Alan Lee was born and raised in London, where he studied graphic design. Enchanted by myth and folklore from an early age, he gravitated toward the field of book illustration — inspired by Arthur Rackham and Edmund Dulac, master illustrators of the early twentieth century. Alan worked as an illustrator in London until the mid-1970s, when he moved to Dartmoor with fellow-artists Marja Lee Kruÿt and Brian Froud. At the suggestion of Ian Ballantine (the legendary American publisher), Alan, Brian and the designer David Larkin created the book Faeries, inspired by the Dartmoor countryside and European fairy lore.
Amongst other works Alan has also illustrated The Mabinogion, Castles, Joan Aiken’s the Moon’s Revenge, The Mirrorstone, with Michael Palin and Richard Seymour, Merlin Dreams by Peter Dickinson, and Rosemary Sutcliff’s Black Ships Before Troy: The Story of the Illiad (winner of the prestigious Kate Greenaway Award), and the centenary edition of J.R.R. Tolkien’s The Lord of the Rings, as well as The Hobbit.
For six years, however, book projects were set aside while he worked in New Zealand on Peter Jackson’s film trilogy, The Lord of the Rings. As conceptual designer for the films, it was Alan’s job to help create the distinctive “look” of Middle Earth. He was involved in all aspects of the design of the films – particularly with the miniatures, sets and visual effects – and in 2004 he received an Academy Award for his work. After returning to Devon in September, 2004, Alan worked on some of his own projects, as well as producing a new book, “The Lord of the Rings Sketchbook” which gives an insight into some of the working processes involved in both book illustration and designing for film. He also illustrated “Shapeshifters” – a retelling, by Adrian Mitchell, of Ovid’s Metamorphoses.

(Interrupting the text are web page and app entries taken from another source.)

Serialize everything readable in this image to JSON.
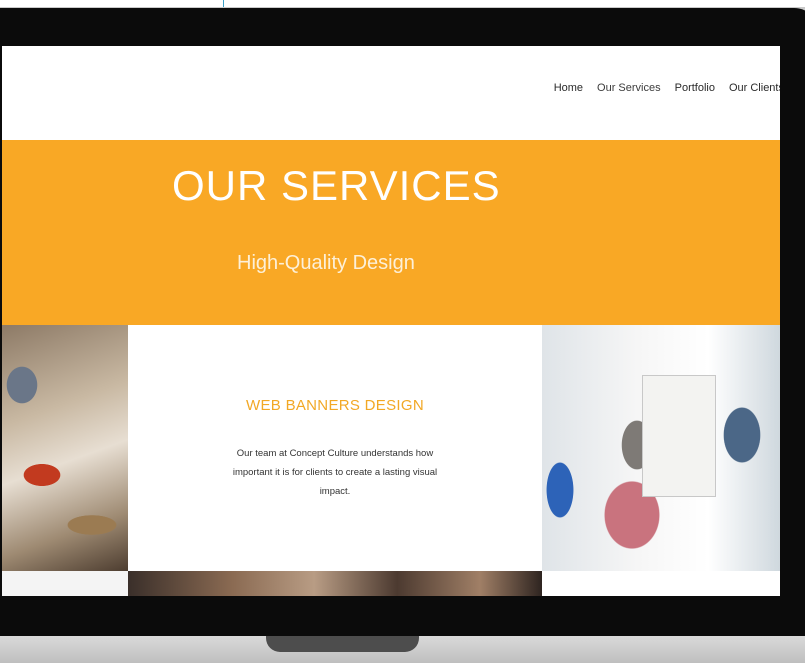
{
  "nav": {
    "items": [
      {
        "label": "Home"
      },
      {
        "label": "Our Services"
      },
      {
        "label": "Portfolio"
      },
      {
        "label": "Our Clients"
      }
    ]
  },
  "hero": {
    "title": "OUR SERVICES",
    "subtitle": "High-Quality Design"
  },
  "service": {
    "title": "WEB BANNERS DESIGN",
    "description": "Our team at Concept Culture understands how important it is for clients to create a lasting visual impact."
  },
  "colors": {
    "accent": "#f9a825",
    "text": "#333333",
    "frame": "#0b0b0b"
  }
}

In 2009 Alan returned to New Zealand to work on “The Hobbit” films, along with John Howe, and the designers at Weta Workshop. This project turned into another six year epic!
Other Tolkien related books illustrated include Tales from the Perilous Realm, The Children of Hurin, Beren and Luthien, The Fall of Gondolin, and Unfinished Tales, all edited by Christopher Tolkien. He has also published The Hobbit Sketchbook and a limited edition for the Folio society of The Wanderer and other Old English Poems.
When not working on film locations, Alan makes his home in Devon, England, where his studio takes up two floors of a granite barn. His interests include myth and folklore, literature, poetry, music and history, and long walks through Devon woodland. Alan’s daughter Virginia is also a talented sculptor and illustrator.
“As an illustrator, my aim is not to dictate how things should look, but to serve the authors vision, and to create an atmosphere, a space between the words where the eye and mind can wander, and imagine for themselves. . . what will happen next.”
— Alan Lee